_Brief_
Would you write out the full listing exactly, without any pictures?
** Dataset records follows **
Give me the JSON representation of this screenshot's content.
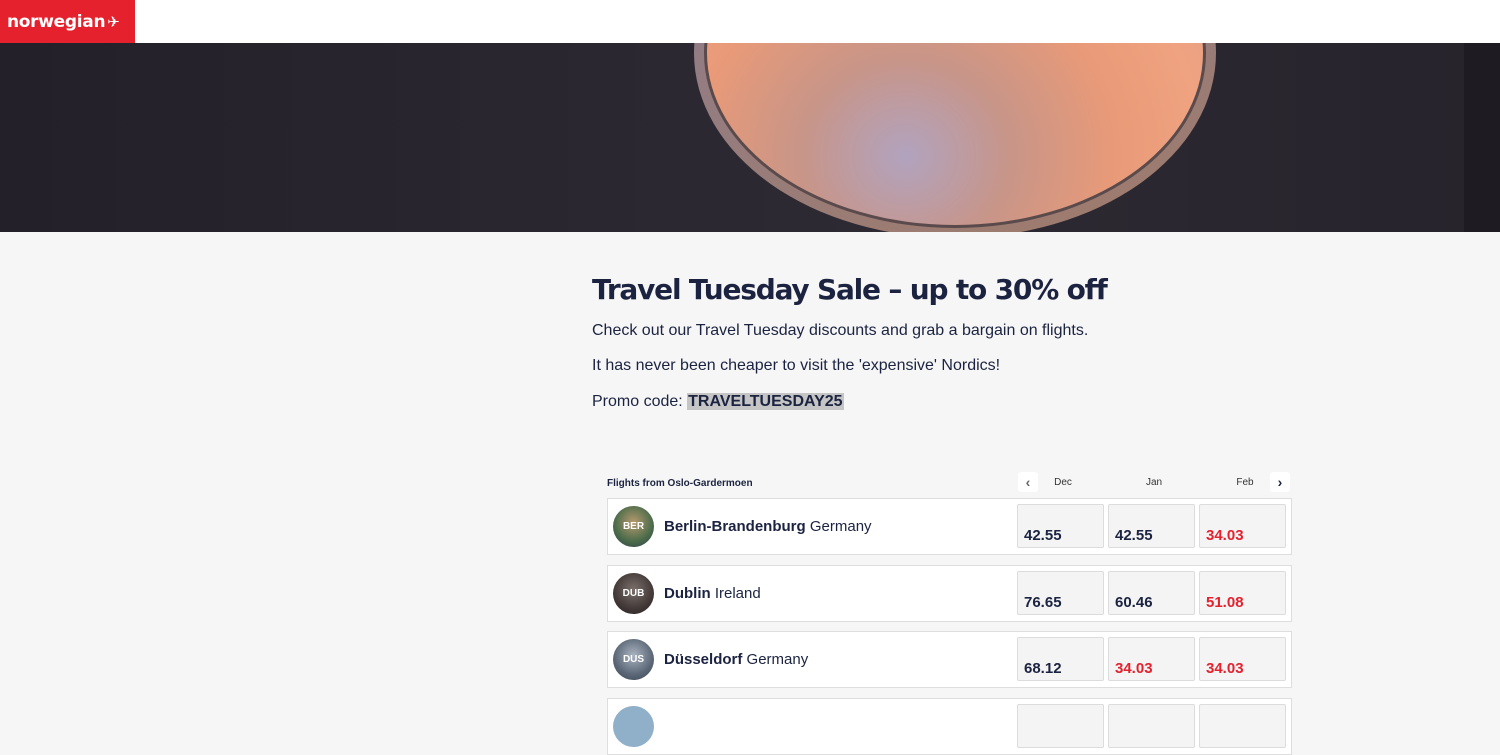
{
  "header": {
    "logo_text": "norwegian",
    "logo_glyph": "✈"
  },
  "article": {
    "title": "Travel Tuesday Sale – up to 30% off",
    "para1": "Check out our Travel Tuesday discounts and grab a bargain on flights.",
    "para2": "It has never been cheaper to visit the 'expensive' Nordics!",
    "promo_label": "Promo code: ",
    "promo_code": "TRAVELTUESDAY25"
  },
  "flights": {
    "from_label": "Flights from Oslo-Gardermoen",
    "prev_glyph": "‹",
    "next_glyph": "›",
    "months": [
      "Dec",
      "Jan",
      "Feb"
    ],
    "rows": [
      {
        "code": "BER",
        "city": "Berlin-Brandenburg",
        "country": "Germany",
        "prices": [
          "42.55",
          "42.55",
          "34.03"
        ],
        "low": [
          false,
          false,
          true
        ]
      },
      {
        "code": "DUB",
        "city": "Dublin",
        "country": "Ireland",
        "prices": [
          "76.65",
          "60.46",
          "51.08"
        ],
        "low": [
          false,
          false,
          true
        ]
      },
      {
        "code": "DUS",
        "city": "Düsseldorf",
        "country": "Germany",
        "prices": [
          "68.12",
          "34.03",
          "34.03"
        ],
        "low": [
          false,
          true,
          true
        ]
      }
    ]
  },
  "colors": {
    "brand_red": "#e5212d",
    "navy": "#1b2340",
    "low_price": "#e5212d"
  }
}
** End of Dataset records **
_Written solution_
Give me the JSON representation of this screenshot's content.
{
  "header": {
    "logo_text": "norwegian",
    "logo_glyph": "✈"
  },
  "article": {
    "title": "Travel Tuesday Sale – up to 30% off",
    "para1": "Check out our Travel Tuesday discounts and grab a bargain on flights.",
    "para2": "It has never been cheaper to visit the 'expensive' Nordics!",
    "promo_label": "Promo code: ",
    "promo_code": "TRAVELTUESDAY25"
  },
  "flights": {
    "from_label": "Flights from Oslo-Gardermoen",
    "prev_glyph": "‹",
    "next_glyph": "›",
    "months": [
      "Dec",
      "Jan",
      "Feb"
    ],
    "rows": [
      {
        "code": "BER",
        "city": "Berlin-Brandenburg",
        "country": "Germany",
        "prices": [
          "42.55",
          "42.55",
          "34.03"
        ],
        "low": [
          false,
          false,
          true
        ]
      },
      {
        "code": "DUB",
        "city": "Dublin",
        "country": "Ireland",
        "prices": [
          "76.65",
          "60.46",
          "51.08"
        ],
        "low": [
          false,
          false,
          true
        ]
      },
      {
        "code": "DUS",
        "city": "Düsseldorf",
        "country": "Germany",
        "prices": [
          "68.12",
          "34.03",
          "34.03"
        ],
        "low": [
          false,
          true,
          true
        ]
      }
    ]
  },
  "colors": {
    "brand_red": "#e5212d",
    "navy": "#1b2340",
    "low_price": "#e5212d"
  }
}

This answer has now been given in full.